The adult male, nicknamed Iceberg, appears to be healthy and leading a normal life in its pod, they said.
While various species of whale occasionally will present a white specimen, the only known white orcas have been young animals, with adults all showing the normal black and white coloration.
The sighting of the adult white orca occurred during a research cruise off Kamchatka by Russian scientists and students.
It was co-led by Erich Hoyt, a long-time orca scientist, conservationist and author.
"We've seen another two white orcas in Russia but they've been young, whereas this is the first time we've seen a mature adult," Hoyt told BBC News. "It has the full two-meter-high (6.5 feet) dorsal fin of a mature male, which means it's at least 16 years old -- in fact the fin is somewhat ragged, so it might be a bit older."

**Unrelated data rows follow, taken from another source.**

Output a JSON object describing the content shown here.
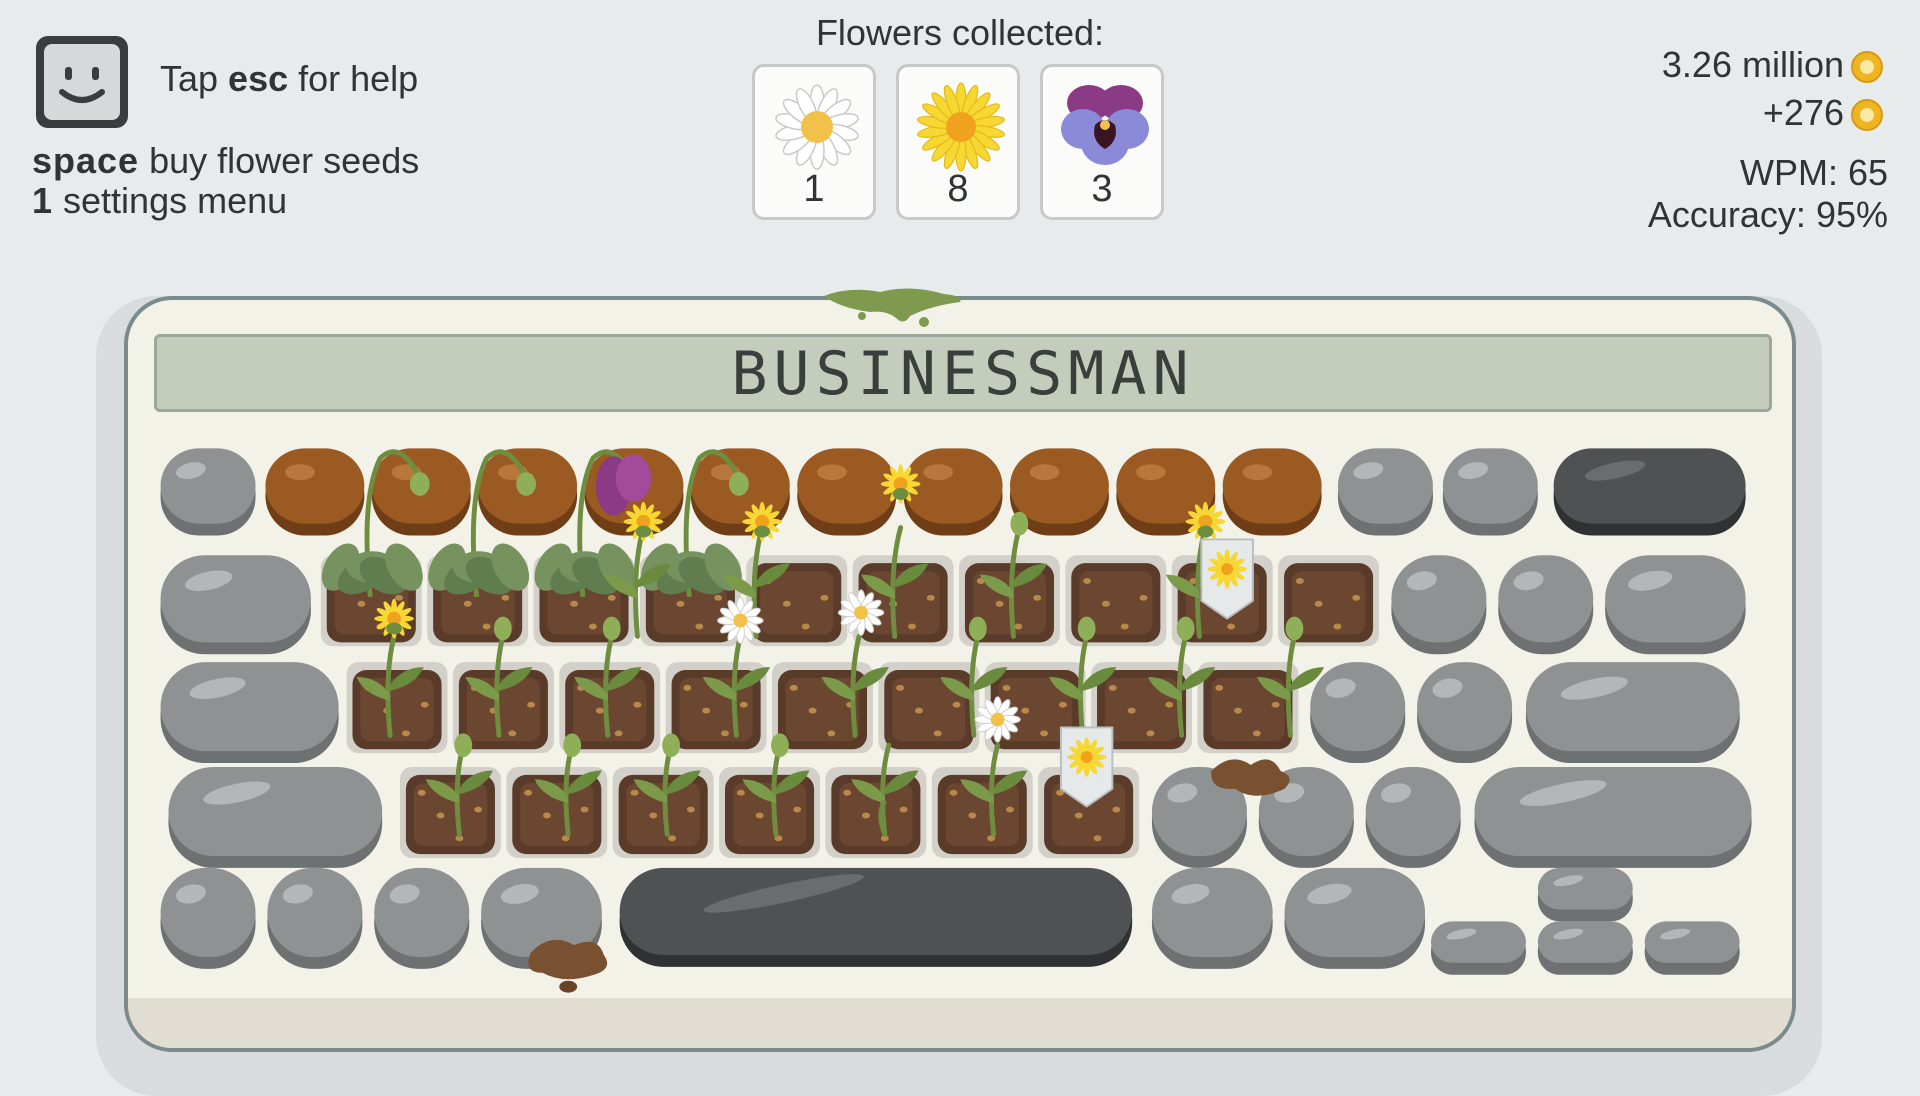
{
  "help": {
    "prefix": "Tap ",
    "key": "esc",
    "suffix": " for help"
  },
  "hotkeys": [
    {
      "key": "space",
      "label": "buy flower seeds"
    },
    {
      "key": "1",
      "label": "settings menu"
    }
  ],
  "flowers": {
    "title": "Flowers collected:",
    "items": [
      {
        "name": "daisy",
        "icon": "daisy-icon",
        "count": "1"
      },
      {
        "name": "dandelion",
        "icon": "dandelion-icon",
        "count": "8"
      },
      {
        "name": "pansy",
        "icon": "pansy-icon",
        "count": "3"
      }
    ]
  },
  "stats": {
    "coins": "3.26 million",
    "gain": "+276",
    "wpm": "WPM: 65",
    "accuracy": "Accuracy: 95%"
  },
  "word": "BUSINESSMAN",
  "colors": {
    "background": "#e8ebeb",
    "keyboard": "#f3f2e9",
    "stone": "#8f9293",
    "stone_dark": "#4f5253",
    "soil_mound": "#9a5a22",
    "soil_bed": "#5a3b2a",
    "lcd": "#c4ccbb",
    "coin": "#f0b324"
  },
  "keyboard": {
    "rows": [
      [
        "stone",
        "mound",
        "mound",
        "mound",
        "mound",
        "mound",
        "mound",
        "mound",
        "mound",
        "mound",
        "mound",
        "stone",
        "stone",
        "dark-wide"
      ],
      [
        "stone-wide",
        "bed",
        "bed",
        "bed",
        "bed",
        "bed",
        "bed",
        "bed",
        "bed",
        "bed",
        "bed",
        "stone",
        "stone",
        "stone-wide"
      ],
      [
        "stone-wide",
        "bed",
        "bed",
        "bed",
        "bed",
        "bed",
        "bed",
        "bed",
        "bed",
        "bed",
        "stone",
        "stone",
        "stone-wide"
      ],
      [
        "stone-wide",
        "bed",
        "bed",
        "bed",
        "bed",
        "bed",
        "bed",
        "bed",
        "stone",
        "stone",
        "stone",
        "stone-wide"
      ],
      [
        "stone",
        "stone",
        "stone",
        "stone",
        "spacebar",
        "stone",
        "stone",
        "arrows"
      ]
    ]
  }
}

Male orcas can live to 50 or 60 years old, though 30 is more usual.
"Iceberg seems to be fully socialized; we know that these fish-eating orcas stay with their mothers for life, and as far as we can see he's right behind his mother with presumably his brothers next to him," Hoyt said.